Smoke billows from a tower block severly damaged by a serious fire, in north Kensington, West London.
The source said the talks to leave the European Union would not be delayed, removing the question mark over the negotiations being derailed by May's lack of a parliamentary majority lost in an election she did not need to call.
Labour leader Jeremy Corbyn countered with a bit of previously unseen swagger, wearing a huge red rose - his party's symbol - in his lapel as he sparred with May and taunted her about the uncertainty surrounding the upcoming vote on her legislative program, known as the Queen's Speech.
May said on Tuesday that talks with the DUP had been productive - a view shared by DUP leader Arlene Foster - and that Brexit negotiations would begin as planned next week.
The proposed deal would see the DUP back the Conservatives in votes on the Budget and confidence motions.
"I want to record my deep-seated concern and, I believe, the deep-seated concern of many, not just in Scotland, but across the United Kingdom right now, at the prospect of some sort of grubby deal between the Tories and the DUP to allow Theresa May to cling to office", she said.
Former prime minister David Cameron said May needed to listen to opposition parties, and that there would be pressure for a softer Brexit that would give greater priority to a close trading deal with the EU.
"It's going to be hard".
Major said: "We need to be prepared for the unexpected, we need to hope for the best but prepare for the worst".
The Times newspaper said finance minister Philip Hammond would push May not to leave the customs union - an arrangement that guarantees tariff-free trade within the bloc but prohibits members from striking trade deals with third parties.

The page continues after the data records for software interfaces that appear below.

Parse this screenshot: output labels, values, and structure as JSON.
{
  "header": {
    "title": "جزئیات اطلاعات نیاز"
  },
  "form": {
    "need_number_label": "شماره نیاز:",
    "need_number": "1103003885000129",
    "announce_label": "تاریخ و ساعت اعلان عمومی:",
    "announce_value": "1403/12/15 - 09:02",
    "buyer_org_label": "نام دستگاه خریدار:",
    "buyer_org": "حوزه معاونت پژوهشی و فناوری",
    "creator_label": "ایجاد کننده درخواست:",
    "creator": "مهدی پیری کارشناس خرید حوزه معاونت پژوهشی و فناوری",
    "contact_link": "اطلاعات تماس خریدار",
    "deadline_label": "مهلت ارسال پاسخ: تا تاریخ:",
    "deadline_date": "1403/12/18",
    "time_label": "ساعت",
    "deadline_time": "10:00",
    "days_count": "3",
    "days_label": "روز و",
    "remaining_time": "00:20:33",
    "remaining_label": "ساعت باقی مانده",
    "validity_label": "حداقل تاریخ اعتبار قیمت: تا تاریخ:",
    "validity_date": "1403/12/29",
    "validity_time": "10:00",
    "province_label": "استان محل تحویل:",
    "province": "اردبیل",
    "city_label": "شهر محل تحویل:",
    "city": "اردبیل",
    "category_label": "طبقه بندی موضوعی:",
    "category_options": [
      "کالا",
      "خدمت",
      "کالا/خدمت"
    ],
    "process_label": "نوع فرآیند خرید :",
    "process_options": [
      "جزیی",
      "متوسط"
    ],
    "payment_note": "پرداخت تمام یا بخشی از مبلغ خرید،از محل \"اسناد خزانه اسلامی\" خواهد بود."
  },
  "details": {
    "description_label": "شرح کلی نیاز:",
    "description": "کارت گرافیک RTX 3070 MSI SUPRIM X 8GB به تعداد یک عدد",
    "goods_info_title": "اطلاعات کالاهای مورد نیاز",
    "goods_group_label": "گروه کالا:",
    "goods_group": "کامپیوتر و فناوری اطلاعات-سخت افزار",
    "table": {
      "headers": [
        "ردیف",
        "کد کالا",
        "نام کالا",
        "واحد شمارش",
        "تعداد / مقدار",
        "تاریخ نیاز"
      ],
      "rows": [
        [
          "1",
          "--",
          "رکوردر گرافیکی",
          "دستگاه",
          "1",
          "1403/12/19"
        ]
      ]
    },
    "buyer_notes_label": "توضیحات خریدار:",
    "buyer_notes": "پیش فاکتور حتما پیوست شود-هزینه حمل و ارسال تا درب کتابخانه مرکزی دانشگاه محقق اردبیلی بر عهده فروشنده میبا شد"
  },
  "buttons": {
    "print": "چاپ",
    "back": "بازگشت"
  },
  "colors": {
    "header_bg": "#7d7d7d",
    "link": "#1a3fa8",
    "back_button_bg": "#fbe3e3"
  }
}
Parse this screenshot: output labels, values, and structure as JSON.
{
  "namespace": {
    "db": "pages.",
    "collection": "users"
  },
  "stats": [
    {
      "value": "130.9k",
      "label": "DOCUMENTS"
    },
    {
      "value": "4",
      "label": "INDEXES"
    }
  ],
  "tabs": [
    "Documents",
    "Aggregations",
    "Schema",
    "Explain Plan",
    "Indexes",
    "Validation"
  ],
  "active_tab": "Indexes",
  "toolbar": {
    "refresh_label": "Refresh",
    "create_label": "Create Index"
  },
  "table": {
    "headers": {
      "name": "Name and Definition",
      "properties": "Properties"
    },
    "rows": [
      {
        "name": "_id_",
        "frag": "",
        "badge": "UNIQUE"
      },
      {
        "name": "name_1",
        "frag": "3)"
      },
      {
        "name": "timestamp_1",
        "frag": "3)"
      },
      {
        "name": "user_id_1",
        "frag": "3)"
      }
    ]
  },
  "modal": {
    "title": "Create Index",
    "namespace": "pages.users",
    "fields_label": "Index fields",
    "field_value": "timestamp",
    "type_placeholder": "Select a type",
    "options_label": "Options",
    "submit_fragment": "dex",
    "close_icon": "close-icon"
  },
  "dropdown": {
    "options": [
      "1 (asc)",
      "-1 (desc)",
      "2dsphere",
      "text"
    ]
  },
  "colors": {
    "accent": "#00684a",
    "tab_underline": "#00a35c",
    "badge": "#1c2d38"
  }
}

That would help safeguard jobs and trade with European Union members, but would severely restrict the UK's ability to strike its own trade deals around the world.
French President Emmanuel Macron (R) and Britain's Prime Minister Theresa May attend a joint press conference at the Elysee Palace in Paris, France, June 13, 2017.
"I want us to have a good working relationship so that from his jurisdiction and my jurisdiction we can work together for the good of all our people", she added.
Mrs May stressed Brexit would happen and the timetable remains on course.
"I congratulate her on returning and I'm sure she'll agree with me that democracy is a wondrous thing, and can throw up some very unexpected results", he said. "The intent is to ensure that we have the stability of Government in the national interest".